Do You Need a License to Weld at Home?
Welding is a useful skill that can be used for a variety of projects, from building furniture to repairing cars. Many people enjoy welding as a hobby and want to pursue it in their home workshop. However, a question that often arises is whether or not you need a license to weld at home.
What Is a Welding License?
A welding license is a certification that allows an individual to work as a professional welder. This certification is typically obtained through a welding program at a vocational school or community college. Welding licenses are often required for jobs in industries such as construction, manufacturing, and repair.
Do You Need a License to Weld at Home?
In most cases, you do not need a license to weld at home as a hobbyist. As long as you are welding for personal use and not for profit, you are not required to have a welding license. However, it is important to note that there may be some restrictions on what types of welding you can do at home.

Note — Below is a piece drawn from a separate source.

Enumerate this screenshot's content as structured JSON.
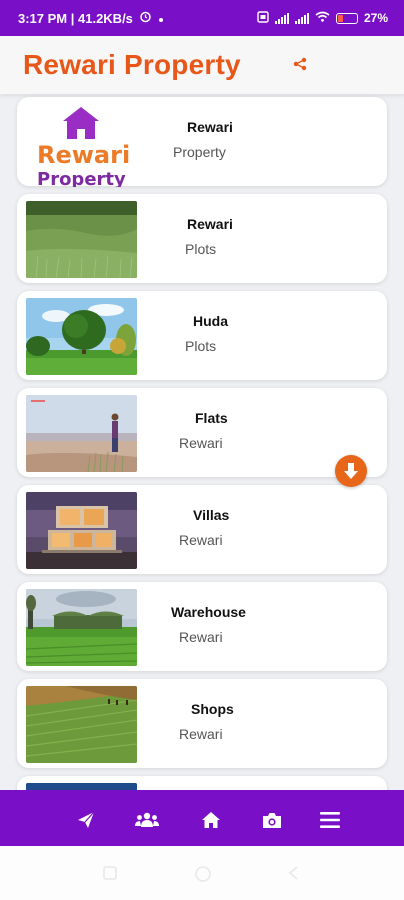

Permits and Regulations
While you may not need a welding license to weld at home, you may need to obtain permits and comply with regulations in your area. Some cities and states may have restrictions on welding in residential areas, and may require permits or inspections before you can begin welding.
Regardless of whether or not you need a license to weld at home, it is important to take safety precautions when welding. Welding can be a dangerous activity, and there are several hazards to consider, including fumes, sparks, and high temperatures.
Training and Education
While you may not need a welding license to weld at home, it is still important to have the necessary training and education to weld safely and effectively. Consider taking a welding class or workshop to learn proper techniques and safety precautions before beginning any welding projects at home.
In summary, a welding license is typically not required to weld at home as a hobbyist. However, it is important to comply with any permits and regulations in your area, and to take the necessary safety precautions when welding. Obtaining proper training and education is also important to ensure that you are welding safely and effectively.
Some Questions and their Answers
Can I sell or offer welding services without a license?
Selling or offering welding services without a license may be subject to local regulations and requirements. It's advisable to check with your local authorities or licensing bodies to determine if a license or permit is necessary for commercial welding activities.
Obtaining the required licenses and certifications can help ensure that you meet legal obligations, maintain quality standards, and protect yourself and your customers.
Where can I find information on welding regulations and licensing requirements?
The specific regulations and licensing requirements for welding can vary depending on your location. It's advisable to consult local government agencies, welding associations, or professional welding organizations for accurate and up-to-date information.
They can provide guidance on the applicable regulations, licensing requirements, training programs, and resources available in your area.
Can I weld at home for commercial purposes without a license?
Welding for commercial purposes typically requires compliance with additional regulations and licensing. If you plan to provide welding services to others or engage in welding activities that involve monetary transactions, it is advisable to check with local authorities and obtain the necessary licenses or permits.
This ensures that you meet legal obligations, maintain quality standards, and protect yourself and your customers.
Are there any restrictions on welding certain materials at home?
Yes, there can be restrictions on welding certain materials at home. It's important to research and understand any limitations or safety considerations associated with welding specific materials.
Some materials may pose health risks when heated, such as those containing lead or asbestos. Welding certain alloys or metals, such as galvanized steel or stainless steel, may produce hazardous fumes or require specific precautions.
Additionally, welding materials with high melting points or materials that require specialized equipment may require advanced skills or professional expertise. It's crucial to consult material safety data sheets (MSDS) and industry guidelines to determine the appropriate procedures, safety measures, and potential legal restrictions for welding different materials.